#### ACTION ITEM
Return each line below holding the string "value".

#### PROVIDED INFORMATION
━━━━━━━━━━━━━━━━
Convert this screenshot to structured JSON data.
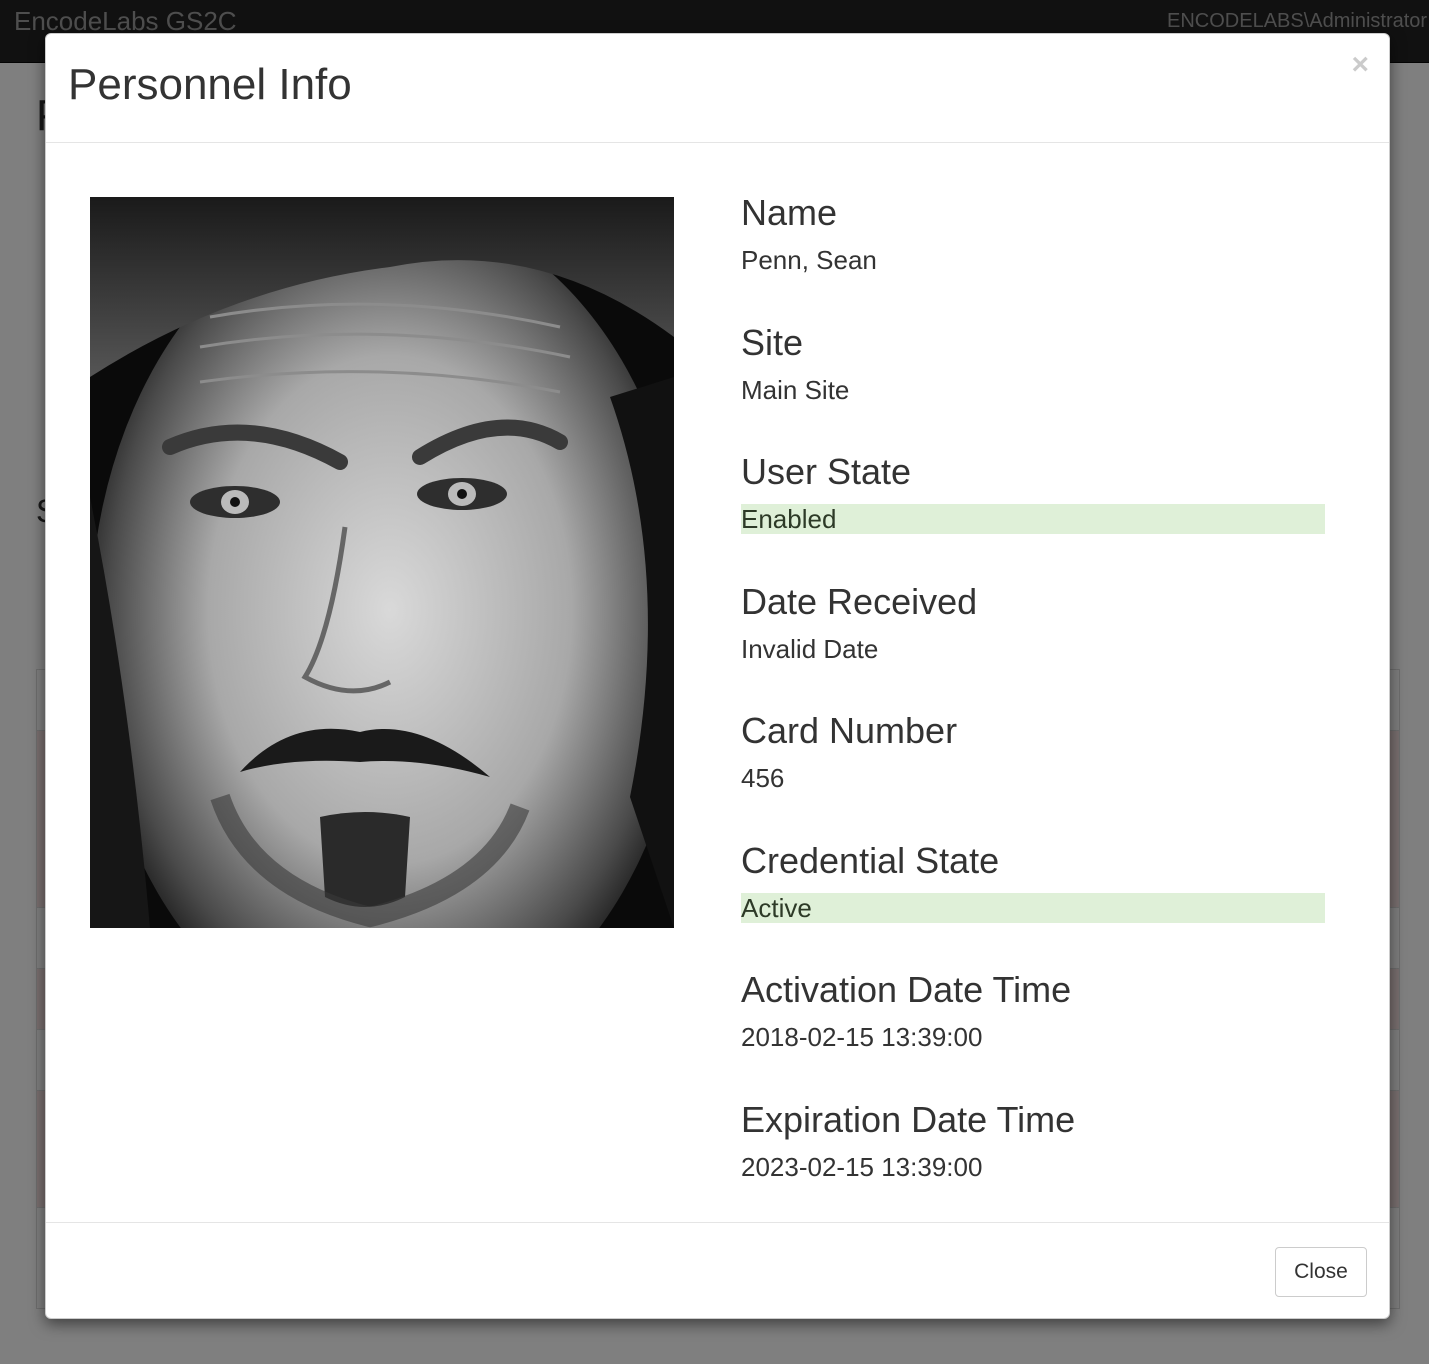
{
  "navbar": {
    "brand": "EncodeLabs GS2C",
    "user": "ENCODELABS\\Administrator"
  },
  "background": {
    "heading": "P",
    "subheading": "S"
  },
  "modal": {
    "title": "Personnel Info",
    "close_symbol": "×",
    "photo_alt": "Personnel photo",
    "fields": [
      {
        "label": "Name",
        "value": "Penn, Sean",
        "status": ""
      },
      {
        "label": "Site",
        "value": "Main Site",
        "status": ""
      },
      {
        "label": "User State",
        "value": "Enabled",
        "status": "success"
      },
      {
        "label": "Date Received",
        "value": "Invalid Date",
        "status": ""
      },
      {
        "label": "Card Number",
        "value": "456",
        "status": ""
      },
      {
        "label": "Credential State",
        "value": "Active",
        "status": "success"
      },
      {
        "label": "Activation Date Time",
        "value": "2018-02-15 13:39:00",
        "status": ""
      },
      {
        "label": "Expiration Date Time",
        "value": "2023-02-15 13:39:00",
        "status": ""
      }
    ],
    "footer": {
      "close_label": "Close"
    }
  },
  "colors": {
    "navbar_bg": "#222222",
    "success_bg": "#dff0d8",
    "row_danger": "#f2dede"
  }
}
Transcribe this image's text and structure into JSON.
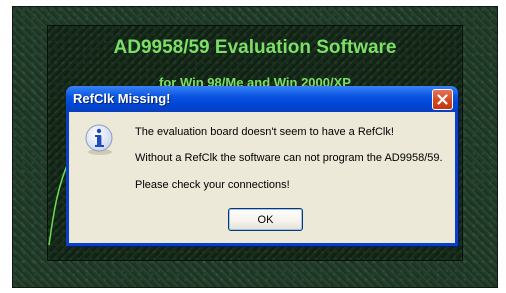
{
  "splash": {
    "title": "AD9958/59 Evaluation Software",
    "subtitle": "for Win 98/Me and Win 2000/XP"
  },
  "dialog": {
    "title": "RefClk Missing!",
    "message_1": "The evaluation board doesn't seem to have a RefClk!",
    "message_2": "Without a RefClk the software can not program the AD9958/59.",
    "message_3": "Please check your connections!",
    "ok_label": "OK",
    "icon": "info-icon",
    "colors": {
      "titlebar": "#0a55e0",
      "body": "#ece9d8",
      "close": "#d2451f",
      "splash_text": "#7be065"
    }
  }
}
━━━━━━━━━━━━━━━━
#### TASK SOLUTION
        "value": "Penn, Sean",
        "value": "Main Site",
        "value": "Enabled",
        "value": "Invalid Date",
        "value": "456",
        "value": "Active",
        "value": "2018-02-15 13:39:00",
        "value": "2023-02-15 13:39:00",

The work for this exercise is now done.